● **WORK ORDER**: Your output must match the records exactly, line for line.
⟨
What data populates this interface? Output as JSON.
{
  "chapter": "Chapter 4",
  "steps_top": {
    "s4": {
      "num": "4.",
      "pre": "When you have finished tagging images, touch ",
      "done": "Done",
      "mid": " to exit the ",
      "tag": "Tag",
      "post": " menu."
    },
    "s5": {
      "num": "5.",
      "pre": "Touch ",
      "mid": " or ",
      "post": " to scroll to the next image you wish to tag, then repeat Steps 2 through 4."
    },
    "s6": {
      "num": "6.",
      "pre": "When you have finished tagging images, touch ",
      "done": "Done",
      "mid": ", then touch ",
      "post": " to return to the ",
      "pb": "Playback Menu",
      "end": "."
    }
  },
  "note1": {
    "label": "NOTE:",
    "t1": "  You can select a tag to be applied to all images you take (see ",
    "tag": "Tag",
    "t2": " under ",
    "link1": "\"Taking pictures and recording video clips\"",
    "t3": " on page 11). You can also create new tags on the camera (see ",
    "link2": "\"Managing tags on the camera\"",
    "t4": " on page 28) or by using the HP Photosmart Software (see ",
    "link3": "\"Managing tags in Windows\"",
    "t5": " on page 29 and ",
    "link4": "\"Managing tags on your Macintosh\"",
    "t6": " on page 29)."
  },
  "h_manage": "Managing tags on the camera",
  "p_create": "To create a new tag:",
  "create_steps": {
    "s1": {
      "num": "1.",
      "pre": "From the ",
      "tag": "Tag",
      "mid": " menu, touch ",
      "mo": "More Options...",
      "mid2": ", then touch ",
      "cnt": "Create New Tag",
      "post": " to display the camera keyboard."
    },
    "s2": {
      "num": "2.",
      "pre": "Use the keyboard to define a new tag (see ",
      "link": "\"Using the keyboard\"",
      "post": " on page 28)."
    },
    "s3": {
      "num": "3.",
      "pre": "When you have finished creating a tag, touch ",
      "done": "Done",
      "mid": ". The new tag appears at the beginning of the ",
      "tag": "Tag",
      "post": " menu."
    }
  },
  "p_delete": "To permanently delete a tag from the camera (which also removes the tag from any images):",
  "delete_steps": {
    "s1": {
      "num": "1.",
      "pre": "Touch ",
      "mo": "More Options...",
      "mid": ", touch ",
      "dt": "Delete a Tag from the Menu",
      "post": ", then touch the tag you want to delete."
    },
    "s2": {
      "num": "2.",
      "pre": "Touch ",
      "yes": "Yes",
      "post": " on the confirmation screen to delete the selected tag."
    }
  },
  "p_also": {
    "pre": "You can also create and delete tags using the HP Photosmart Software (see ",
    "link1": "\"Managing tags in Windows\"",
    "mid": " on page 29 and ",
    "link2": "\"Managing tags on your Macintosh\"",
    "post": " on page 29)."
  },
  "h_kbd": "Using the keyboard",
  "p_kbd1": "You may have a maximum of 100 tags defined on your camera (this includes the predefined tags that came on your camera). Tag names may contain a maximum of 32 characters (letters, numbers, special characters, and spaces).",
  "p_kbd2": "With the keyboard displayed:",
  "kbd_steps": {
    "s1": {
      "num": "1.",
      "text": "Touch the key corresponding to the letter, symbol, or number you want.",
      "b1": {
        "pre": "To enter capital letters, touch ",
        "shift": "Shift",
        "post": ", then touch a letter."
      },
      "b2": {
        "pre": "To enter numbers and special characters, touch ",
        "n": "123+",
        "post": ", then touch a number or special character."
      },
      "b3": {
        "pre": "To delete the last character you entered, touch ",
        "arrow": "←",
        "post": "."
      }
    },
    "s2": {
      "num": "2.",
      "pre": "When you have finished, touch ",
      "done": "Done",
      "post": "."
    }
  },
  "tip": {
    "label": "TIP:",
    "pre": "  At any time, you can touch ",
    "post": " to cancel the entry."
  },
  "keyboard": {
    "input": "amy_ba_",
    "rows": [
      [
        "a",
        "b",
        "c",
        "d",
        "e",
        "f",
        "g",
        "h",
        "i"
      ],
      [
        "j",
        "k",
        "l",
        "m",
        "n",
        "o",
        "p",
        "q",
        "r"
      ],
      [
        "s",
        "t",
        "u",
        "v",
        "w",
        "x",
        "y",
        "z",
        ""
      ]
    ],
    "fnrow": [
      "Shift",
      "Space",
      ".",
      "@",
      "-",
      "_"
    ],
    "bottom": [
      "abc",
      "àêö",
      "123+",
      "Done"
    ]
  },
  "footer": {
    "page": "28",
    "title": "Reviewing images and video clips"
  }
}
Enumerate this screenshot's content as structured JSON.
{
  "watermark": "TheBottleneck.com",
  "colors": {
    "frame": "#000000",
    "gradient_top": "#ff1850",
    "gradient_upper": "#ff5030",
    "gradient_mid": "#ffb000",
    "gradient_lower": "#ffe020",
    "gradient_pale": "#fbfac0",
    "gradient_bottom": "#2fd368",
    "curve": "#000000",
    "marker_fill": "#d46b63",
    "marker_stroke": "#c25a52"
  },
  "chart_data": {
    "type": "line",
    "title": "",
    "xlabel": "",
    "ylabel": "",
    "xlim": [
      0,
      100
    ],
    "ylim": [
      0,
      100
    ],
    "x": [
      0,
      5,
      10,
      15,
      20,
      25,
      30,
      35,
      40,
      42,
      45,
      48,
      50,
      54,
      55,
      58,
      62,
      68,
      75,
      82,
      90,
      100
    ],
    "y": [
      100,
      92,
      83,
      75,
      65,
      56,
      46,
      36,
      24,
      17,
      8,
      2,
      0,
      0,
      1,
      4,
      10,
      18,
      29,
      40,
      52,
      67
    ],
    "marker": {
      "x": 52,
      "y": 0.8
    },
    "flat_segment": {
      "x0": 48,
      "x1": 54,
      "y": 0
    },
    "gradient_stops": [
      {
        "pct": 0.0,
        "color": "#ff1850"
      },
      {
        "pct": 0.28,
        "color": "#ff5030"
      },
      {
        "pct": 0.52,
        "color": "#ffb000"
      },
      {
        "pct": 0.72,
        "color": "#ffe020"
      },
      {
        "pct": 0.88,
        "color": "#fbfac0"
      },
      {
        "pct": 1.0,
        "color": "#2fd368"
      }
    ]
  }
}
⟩
● **TASK RESPONSE**:
What data populates this interface? Output as JSON.
{
  "chapter": "Chapter 4",
  "steps_top": {
    "s4": {
      "num": "4.",
      "pre": "When you have finished tagging images, touch ",
      "done": "Done",
      "mid": " to exit the ",
      "tag": "Tag",
      "post": " menu."
    },
    "s5": {
      "num": "5.",
      "pre": "Touch ",
      "mid": " or ",
      "post": " to scroll to the next image you wish to tag, then repeat Steps 2 through 4."
    },
    "s6": {
      "num": "6.",
      "pre": "When you have finished tagging images, touch ",
      "done": "Done",
      "mid": ", then touch ",
      "post": " to return to the ",
      "pb": "Playback Menu",
      "end": "."
    }
  },
  "note1": {
    "label": "NOTE:",
    "t1": "  You can select a tag to be applied to all images you take (see ",
    "tag": "Tag",
    "t2": " under ",
    "link1": "\"Taking pictures and recording video clips\"",
    "t3": " on page 11). You can also create new tags on the camera (see ",
    "link2": "\"Managing tags on the camera\"",
    "t4": " on page 28) or by using the HP Photosmart Software (see ",
    "link3": "\"Managing tags in Windows\"",
    "t5": " on page 29 and ",
    "link4": "\"Managing tags on your Macintosh\"",
    "t6": " on page 29)."
  },
  "h_manage": "Managing tags on the camera",
  "p_create": "To create a new tag:",
  "create_steps": {
    "s1": {
      "num": "1.",
      "pre": "From the ",
      "tag": "Tag",
      "mid": " menu, touch ",
      "mo": "More Options...",
      "mid2": ", then touch ",
      "cnt": "Create New Tag",
      "post": " to display the camera keyboard."
    },
    "s2": {
      "num": "2.",
      "pre": "Use the keyboard to define a new tag (see ",
      "link": "\"Using the keyboard\"",
      "post": " on page 28)."
    },
    "s3": {
      "num": "3.",
      "pre": "When you have finished creating a tag, touch ",
      "done": "Done",
      "mid": ". The new tag appears at the beginning of the ",
      "tag": "Tag",
      "post": " menu."
    }
  },
  "p_delete": "To permanently delete a tag from the camera (which also removes the tag from any images):",
  "delete_steps": {
    "s1": {
      "num": "1.",
      "pre": "Touch ",
      "mo": "More Options...",
      "mid": ", touch ",
      "dt": "Delete a Tag from the Menu",
      "post": ", then touch the tag you want to delete."
    },
    "s2": {
      "num": "2.",
      "pre": "Touch ",
      "yes": "Yes",
      "post": " on the confirmation screen to delete the selected tag."
    }
  },
  "p_also": {
    "pre": "You can also create and delete tags using the HP Photosmart Software (see ",
    "link1": "\"Managing tags in Windows\"",
    "mid": " on page 29 and ",
    "link2": "\"Managing tags on your Macintosh\"",
    "post": " on page 29)."
  },
  "h_kbd": "Using the keyboard",
  "p_kbd1": "You may have a maximum of 100 tags defined on your camera (this includes the predefined tags that came on your camera). Tag names may contain a maximum of 32 characters (letters, numbers, special characters, and spaces).",
  "p_kbd2": "With the keyboard displayed:",
  "kbd_steps": {
    "s1": {
      "num": "1.",
      "text": "Touch the key corresponding to the letter, symbol, or number you want.",
      "b1": {
        "pre": "To enter capital letters, touch ",
        "shift": "Shift",
        "post": ", then touch a letter."
      },
      "b2": {
        "pre": "To enter numbers and special characters, touch ",
        "n": "123+",
        "post": ", then touch a number or special character."
      },
      "b3": {
        "pre": "To delete the last character you entered, touch ",
        "arrow": "←",
        "post": "."
      }
    },
    "s2": {
      "num": "2.",
      "pre": "When you have finished, touch ",
      "done": "Done",
      "post": "."
    }
  },
  "tip": {
    "label": "TIP:",
    "pre": "  At any time, you can touch ",
    "post": " to cancel the entry."
  },
  "keyboard": {
    "input": "amy_ba_",
    "rows": [
      [
        "a",
        "b",
        "c",
        "d",
        "e",
        "f",
        "g",
        "h",
        "i"
      ],
      [
        "j",
        "k",
        "l",
        "m",
        "n",
        "o",
        "p",
        "q",
        "r"
      ],
      [
        "s",
        "t",
        "u",
        "v",
        "w",
        "x",
        "y",
        "z",
        ""
      ]
    ],
    "fnrow": [
      "Shift",
      "Space",
      ".",
      "@",
      "-",
      "_"
    ],
    "bottom": [
      "abc",
      "àêö",
      "123+",
      "Done"
    ]
  },
  "footer": {
    "page": "28",
    "title": "Reviewing images and video clips"
  }
}
Enumerate this screenshot's content as structured JSON.
{
  "watermark": "TheBottleneck.com",
  "colors": {
    "frame": "#000000",
    "gradient_top": "#ff1850",
    "gradient_upper": "#ff5030",
    "gradient_mid": "#ffb000",
    "gradient_lower": "#ffe020",
    "gradient_pale": "#fbfac0",
    "gradient_bottom": "#2fd368",
    "curve": "#000000",
    "marker_fill": "#d46b63",
    "marker_stroke": "#c25a52"
  },
  "chart_data": {
    "type": "line",
    "title": "",
    "xlabel": "",
    "ylabel": "",
    "xlim": [
      0,
      100
    ],
    "ylim": [
      0,
      100
    ],
    "x": [
      0,
      5,
      10,
      15,
      20,
      25,
      30,
      35,
      40,
      42,
      45,
      48,
      50,
      54,
      55,
      58,
      62,
      68,
      75,
      82,
      90,
      100
    ],
    "y": [
      100,
      92,
      83,
      75,
      65,
      56,
      46,
      36,
      24,
      17,
      8,
      2,
      0,
      0,
      1,
      4,
      10,
      18,
      29,
      40,
      52,
      67
    ],
    "marker": {
      "x": 52,
      "y": 0.8
    },
    "flat_segment": {
      "x0": 48,
      "x1": 54,
      "y": 0
    },
    "gradient_stops": [
      {
        "pct": 0.0,
        "color": "#ff1850"
      },
      {
        "pct": 0.28,
        "color": "#ff5030"
      },
      {
        "pct": 0.52,
        "color": "#ffb000"
      },
      {
        "pct": 0.72,
        "color": "#ffe020"
      },
      {
        "pct": 0.88,
        "color": "#fbfac0"
      },
      {
        "pct": 1.0,
        "color": "#2fd368"
      }
    ]
  }
}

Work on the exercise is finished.